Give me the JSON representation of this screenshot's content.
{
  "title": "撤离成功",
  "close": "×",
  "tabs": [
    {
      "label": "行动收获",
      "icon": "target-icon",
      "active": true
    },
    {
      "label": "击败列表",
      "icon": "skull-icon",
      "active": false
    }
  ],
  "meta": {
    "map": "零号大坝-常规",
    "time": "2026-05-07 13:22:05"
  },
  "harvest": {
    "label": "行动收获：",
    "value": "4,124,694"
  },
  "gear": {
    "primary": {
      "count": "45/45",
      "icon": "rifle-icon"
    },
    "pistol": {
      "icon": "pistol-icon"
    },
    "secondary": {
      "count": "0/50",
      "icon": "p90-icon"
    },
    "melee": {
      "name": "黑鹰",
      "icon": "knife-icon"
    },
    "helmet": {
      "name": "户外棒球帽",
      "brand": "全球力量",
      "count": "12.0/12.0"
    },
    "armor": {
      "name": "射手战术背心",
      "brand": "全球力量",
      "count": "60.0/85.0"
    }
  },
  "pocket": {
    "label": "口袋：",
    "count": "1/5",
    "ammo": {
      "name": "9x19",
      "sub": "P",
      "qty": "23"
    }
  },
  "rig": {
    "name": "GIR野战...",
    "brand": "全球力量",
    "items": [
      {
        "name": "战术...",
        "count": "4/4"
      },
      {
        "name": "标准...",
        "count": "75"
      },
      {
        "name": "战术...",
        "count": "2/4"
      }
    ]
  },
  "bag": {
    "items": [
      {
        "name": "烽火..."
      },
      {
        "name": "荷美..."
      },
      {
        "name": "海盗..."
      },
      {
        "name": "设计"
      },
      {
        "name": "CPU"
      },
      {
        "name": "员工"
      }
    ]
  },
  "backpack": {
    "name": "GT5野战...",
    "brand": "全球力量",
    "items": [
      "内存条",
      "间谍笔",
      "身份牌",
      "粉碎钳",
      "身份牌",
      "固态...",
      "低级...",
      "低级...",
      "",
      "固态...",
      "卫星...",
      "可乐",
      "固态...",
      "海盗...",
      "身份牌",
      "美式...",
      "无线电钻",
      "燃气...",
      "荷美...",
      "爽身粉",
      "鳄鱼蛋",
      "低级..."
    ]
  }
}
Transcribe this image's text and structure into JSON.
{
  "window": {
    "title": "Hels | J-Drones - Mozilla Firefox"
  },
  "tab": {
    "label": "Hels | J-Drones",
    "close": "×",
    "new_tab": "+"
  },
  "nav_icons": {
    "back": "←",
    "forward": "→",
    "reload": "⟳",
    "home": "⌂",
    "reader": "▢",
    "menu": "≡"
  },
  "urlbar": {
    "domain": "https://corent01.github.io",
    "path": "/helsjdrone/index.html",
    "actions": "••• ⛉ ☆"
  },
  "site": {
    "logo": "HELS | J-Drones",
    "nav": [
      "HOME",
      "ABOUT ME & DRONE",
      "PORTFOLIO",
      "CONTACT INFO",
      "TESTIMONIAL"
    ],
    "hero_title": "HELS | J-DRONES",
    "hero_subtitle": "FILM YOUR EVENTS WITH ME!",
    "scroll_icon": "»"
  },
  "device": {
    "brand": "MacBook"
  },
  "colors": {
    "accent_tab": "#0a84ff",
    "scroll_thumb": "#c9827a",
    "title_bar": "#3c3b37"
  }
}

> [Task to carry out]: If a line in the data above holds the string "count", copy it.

> [Exercise solution]:
      "count": "45/45",
      "count": "0/50",
      "count": "12.0/12.0"
      "count": "60.0/85.0"
    "count": "1/5",
        "count": "4/4"
        "count": "75"
        "count": "2/4"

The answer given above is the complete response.